> _Activity_
Look below for lines that hold the string "heading" and copy each one.

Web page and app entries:

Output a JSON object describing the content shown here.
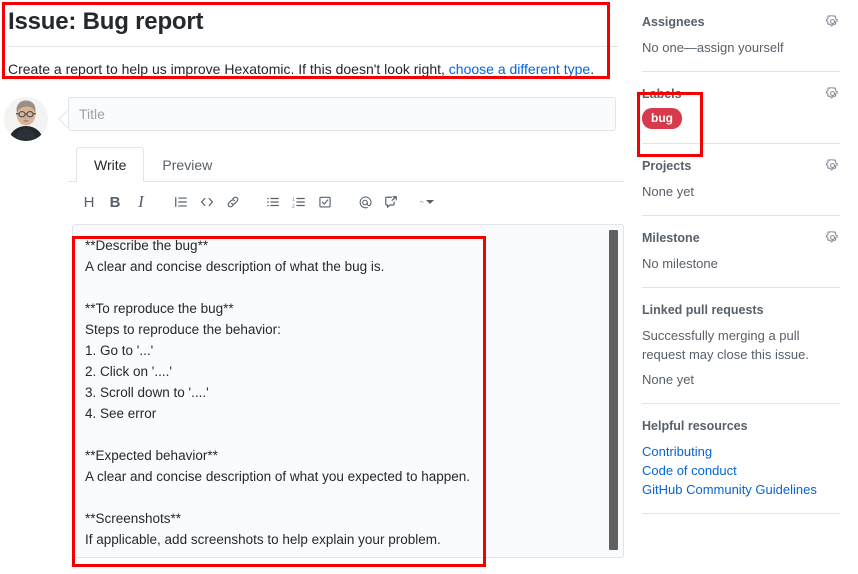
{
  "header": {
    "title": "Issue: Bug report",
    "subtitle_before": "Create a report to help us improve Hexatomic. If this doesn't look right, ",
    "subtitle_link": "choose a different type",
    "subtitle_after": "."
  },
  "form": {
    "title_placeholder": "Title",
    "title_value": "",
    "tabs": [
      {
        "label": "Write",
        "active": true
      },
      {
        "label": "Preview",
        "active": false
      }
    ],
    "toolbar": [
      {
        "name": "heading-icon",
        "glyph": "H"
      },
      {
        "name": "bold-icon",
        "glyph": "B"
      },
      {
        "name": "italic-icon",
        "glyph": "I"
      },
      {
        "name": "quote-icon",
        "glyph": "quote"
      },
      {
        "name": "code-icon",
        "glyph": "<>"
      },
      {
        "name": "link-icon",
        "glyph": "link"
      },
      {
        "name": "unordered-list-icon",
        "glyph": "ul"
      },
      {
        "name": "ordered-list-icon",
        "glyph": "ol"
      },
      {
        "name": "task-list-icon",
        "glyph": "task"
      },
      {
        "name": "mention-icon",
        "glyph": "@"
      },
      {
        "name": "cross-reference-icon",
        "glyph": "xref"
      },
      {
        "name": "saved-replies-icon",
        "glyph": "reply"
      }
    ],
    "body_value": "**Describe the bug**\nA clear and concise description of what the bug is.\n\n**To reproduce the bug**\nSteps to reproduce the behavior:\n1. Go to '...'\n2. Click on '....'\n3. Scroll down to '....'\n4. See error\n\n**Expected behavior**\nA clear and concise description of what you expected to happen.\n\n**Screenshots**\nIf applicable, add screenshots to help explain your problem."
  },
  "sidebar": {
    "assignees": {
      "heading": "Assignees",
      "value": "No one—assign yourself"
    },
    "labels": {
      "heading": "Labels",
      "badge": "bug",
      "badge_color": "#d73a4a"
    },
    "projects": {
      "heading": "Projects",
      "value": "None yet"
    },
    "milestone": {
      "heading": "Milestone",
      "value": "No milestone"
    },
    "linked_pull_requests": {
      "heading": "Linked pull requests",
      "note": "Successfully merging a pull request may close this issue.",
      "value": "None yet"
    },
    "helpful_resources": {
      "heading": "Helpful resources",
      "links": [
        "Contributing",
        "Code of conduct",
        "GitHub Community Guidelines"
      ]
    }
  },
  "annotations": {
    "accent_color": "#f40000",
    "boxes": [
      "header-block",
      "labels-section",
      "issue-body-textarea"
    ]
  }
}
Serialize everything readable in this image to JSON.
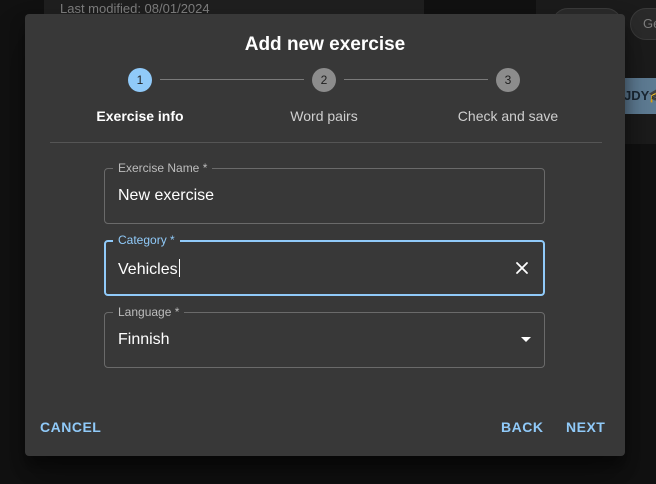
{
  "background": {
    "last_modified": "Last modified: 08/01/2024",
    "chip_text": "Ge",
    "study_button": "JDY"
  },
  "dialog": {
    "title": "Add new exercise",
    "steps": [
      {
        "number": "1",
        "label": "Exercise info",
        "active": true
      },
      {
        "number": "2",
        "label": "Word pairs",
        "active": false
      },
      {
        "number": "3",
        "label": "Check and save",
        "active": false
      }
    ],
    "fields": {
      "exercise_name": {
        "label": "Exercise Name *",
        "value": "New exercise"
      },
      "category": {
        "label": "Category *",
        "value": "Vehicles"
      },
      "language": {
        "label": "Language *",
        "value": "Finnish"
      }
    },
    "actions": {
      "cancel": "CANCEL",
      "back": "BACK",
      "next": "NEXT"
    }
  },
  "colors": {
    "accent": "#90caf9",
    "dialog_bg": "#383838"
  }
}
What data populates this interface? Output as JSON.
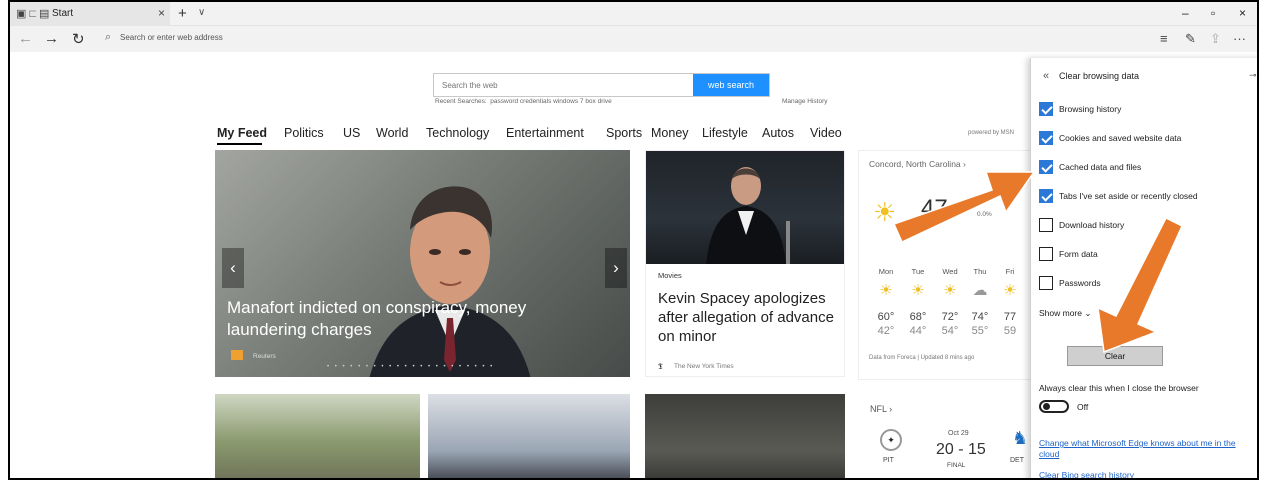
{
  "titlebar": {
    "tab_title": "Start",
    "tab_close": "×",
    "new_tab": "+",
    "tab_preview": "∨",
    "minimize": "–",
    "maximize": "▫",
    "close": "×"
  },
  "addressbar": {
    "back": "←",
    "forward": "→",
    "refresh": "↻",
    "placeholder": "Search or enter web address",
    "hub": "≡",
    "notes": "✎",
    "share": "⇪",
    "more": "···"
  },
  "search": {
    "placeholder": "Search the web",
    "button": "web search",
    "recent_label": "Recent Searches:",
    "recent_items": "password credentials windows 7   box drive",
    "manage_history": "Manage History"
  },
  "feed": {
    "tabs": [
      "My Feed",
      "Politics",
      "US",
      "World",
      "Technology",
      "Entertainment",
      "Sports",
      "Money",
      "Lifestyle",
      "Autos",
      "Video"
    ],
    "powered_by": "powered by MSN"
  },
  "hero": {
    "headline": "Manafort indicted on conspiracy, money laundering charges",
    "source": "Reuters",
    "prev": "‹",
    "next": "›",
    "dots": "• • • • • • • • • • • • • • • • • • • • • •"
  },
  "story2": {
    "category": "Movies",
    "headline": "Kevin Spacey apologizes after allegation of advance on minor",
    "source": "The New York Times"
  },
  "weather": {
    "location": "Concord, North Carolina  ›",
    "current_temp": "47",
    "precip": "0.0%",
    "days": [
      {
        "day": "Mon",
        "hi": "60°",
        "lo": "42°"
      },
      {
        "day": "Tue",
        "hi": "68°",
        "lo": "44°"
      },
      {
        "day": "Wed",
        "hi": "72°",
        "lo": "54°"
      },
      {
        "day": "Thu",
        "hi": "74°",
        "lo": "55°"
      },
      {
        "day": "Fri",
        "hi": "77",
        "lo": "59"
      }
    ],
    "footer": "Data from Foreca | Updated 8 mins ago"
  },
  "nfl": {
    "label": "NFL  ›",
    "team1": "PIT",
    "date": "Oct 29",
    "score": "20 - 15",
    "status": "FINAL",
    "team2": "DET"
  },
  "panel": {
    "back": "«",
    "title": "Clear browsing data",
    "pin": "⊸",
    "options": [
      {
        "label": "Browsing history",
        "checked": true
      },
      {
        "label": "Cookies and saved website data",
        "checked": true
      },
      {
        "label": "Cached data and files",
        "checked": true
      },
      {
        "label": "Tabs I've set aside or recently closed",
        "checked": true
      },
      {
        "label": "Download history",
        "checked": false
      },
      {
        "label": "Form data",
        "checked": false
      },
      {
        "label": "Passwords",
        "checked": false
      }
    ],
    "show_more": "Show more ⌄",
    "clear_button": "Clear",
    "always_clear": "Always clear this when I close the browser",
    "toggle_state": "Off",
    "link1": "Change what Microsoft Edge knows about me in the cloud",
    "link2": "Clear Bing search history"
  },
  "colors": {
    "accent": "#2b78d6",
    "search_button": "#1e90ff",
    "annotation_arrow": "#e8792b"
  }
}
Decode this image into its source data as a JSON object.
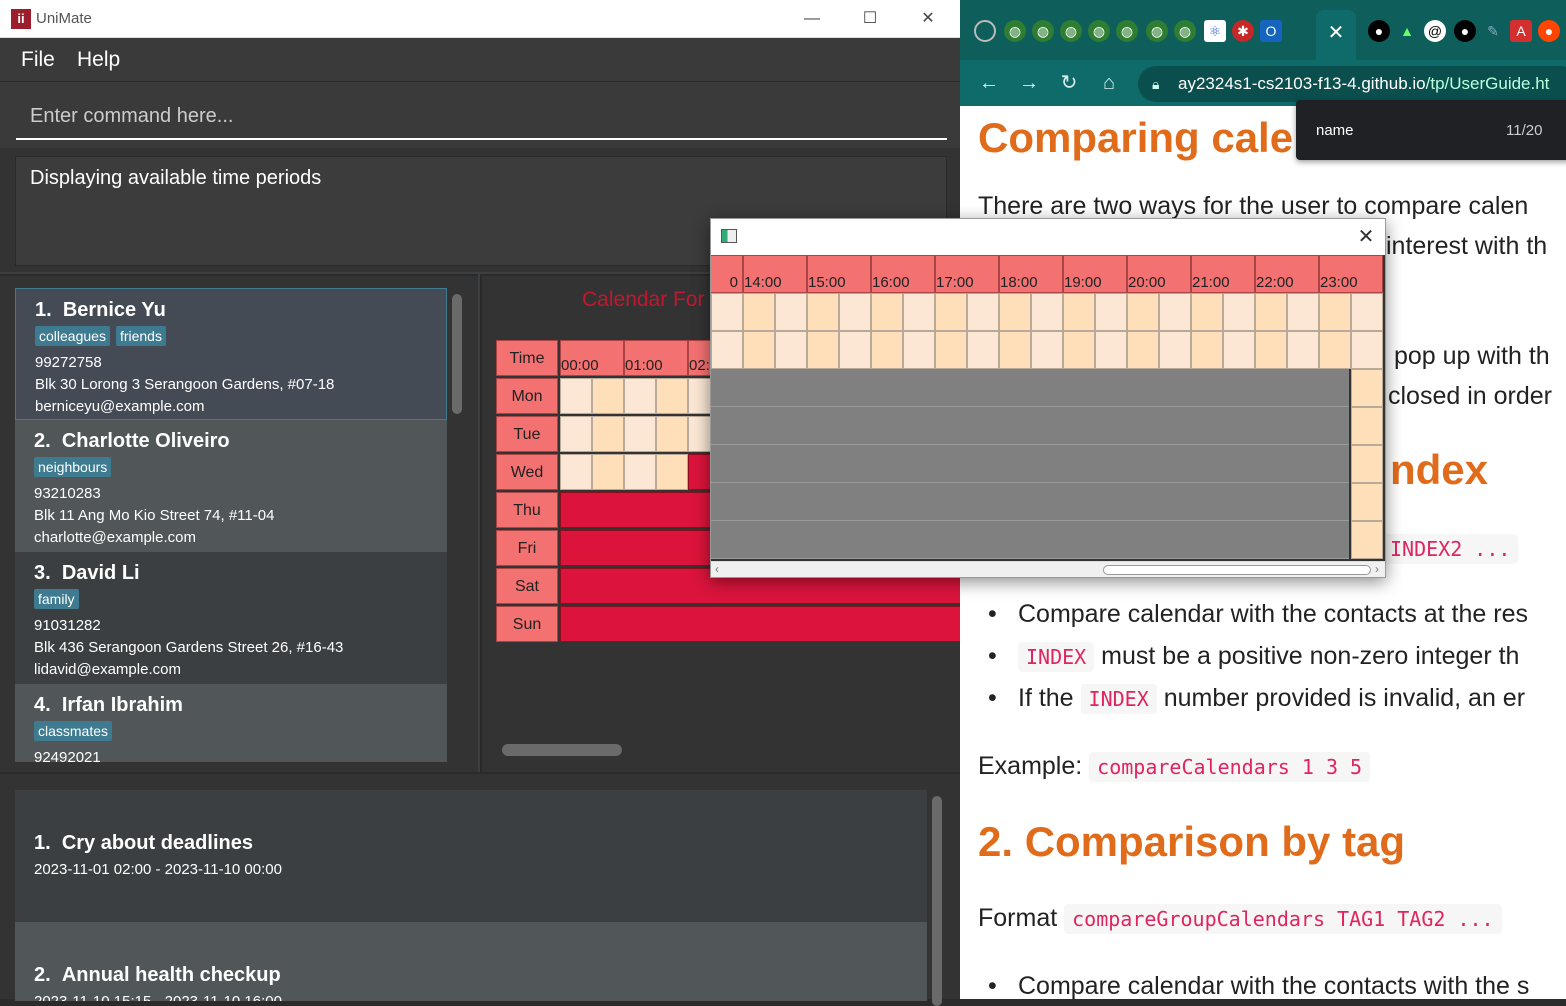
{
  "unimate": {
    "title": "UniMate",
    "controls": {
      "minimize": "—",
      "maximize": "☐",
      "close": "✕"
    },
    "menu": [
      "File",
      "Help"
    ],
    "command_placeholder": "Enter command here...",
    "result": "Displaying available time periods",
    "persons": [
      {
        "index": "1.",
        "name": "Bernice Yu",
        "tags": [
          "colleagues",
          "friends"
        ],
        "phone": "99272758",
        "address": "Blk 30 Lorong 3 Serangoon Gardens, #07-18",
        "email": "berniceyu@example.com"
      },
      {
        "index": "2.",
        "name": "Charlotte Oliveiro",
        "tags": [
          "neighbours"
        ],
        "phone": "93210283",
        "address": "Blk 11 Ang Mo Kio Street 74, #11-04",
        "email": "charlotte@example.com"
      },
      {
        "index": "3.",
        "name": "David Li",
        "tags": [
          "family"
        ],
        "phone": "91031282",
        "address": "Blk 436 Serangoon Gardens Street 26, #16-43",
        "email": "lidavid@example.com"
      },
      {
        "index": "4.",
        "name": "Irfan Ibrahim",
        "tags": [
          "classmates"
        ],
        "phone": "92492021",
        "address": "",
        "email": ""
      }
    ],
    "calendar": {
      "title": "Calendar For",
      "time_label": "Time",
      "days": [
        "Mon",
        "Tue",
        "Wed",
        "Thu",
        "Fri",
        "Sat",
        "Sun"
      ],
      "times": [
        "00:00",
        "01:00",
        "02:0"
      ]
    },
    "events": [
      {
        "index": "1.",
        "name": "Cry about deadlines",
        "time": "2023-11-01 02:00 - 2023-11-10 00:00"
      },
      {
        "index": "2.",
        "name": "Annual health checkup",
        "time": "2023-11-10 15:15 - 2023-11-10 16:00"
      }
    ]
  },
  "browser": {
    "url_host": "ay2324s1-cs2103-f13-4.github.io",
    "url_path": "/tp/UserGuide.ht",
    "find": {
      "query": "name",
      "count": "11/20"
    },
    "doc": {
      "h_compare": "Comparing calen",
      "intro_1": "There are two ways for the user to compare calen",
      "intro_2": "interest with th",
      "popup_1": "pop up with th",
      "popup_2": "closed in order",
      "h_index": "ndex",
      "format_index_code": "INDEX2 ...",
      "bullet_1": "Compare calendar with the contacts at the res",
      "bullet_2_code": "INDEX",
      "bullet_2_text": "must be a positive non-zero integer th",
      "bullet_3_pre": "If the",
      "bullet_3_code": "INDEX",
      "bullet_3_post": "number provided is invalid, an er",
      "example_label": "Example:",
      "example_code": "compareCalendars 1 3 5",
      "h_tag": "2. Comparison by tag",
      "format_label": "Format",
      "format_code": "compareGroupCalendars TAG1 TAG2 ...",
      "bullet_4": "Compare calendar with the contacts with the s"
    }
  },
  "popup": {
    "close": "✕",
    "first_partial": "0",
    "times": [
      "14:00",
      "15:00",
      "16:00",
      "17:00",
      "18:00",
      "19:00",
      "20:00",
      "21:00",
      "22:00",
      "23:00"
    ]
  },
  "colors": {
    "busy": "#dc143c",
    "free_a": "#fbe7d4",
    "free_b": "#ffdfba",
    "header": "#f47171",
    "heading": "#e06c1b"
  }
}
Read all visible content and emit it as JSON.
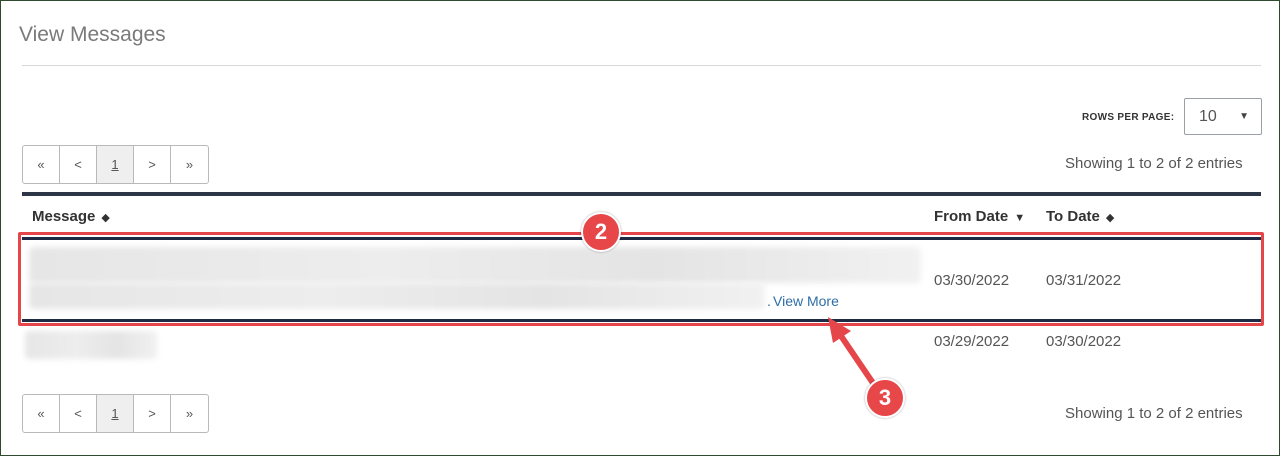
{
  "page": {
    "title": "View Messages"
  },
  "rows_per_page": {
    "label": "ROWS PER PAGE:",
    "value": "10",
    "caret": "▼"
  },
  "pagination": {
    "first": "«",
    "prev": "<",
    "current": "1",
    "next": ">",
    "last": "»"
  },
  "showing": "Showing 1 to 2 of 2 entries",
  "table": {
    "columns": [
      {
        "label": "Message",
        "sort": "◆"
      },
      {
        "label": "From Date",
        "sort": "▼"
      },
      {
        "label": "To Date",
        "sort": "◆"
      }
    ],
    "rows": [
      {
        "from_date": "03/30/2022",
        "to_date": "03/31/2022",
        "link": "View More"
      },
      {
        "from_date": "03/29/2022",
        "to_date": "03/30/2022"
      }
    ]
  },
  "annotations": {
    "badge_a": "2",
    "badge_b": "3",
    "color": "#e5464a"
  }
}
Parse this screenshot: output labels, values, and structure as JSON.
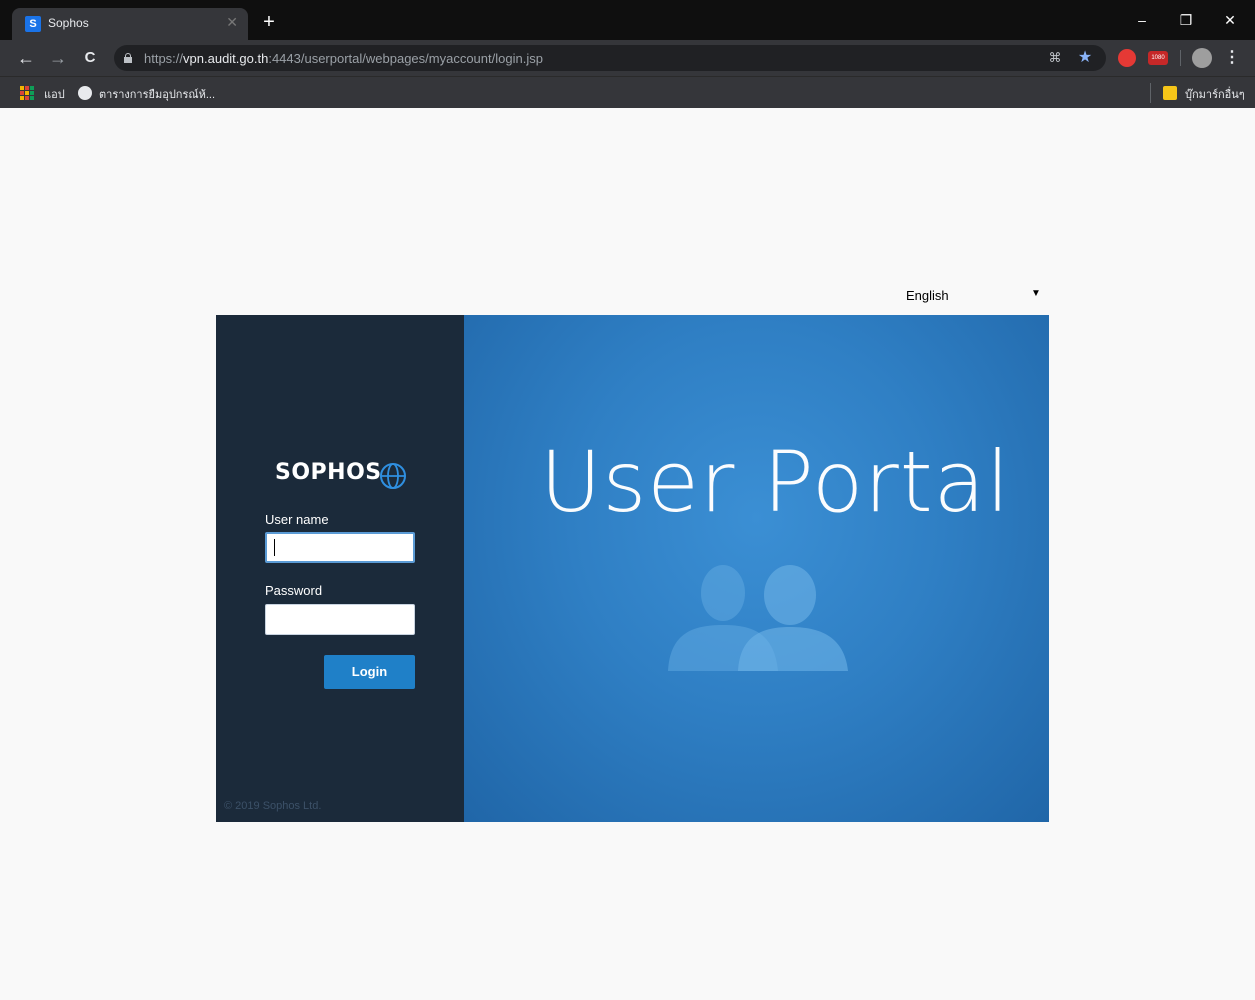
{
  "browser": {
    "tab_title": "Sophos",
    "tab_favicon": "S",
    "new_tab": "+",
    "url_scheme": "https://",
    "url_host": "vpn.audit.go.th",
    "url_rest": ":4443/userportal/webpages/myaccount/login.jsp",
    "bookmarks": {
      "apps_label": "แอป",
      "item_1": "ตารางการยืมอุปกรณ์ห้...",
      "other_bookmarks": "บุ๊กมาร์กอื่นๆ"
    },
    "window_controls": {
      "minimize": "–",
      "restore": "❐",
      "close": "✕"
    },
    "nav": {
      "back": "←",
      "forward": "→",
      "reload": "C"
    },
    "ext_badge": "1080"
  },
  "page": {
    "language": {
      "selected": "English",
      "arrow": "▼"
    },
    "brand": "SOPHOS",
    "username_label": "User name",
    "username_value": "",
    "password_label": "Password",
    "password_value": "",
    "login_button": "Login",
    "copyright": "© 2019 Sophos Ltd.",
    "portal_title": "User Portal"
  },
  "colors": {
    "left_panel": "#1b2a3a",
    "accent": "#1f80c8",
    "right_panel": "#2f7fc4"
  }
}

> _Result of this task_
        "name": "heading-icon",
      "heading": "Assignees",
      "heading": "Labels",
      "heading": "Projects",
      "heading": "Milestone",
      "heading": "Linked pull requests",
      "heading": "Helpful resources",
    "heading": "#e06c1b"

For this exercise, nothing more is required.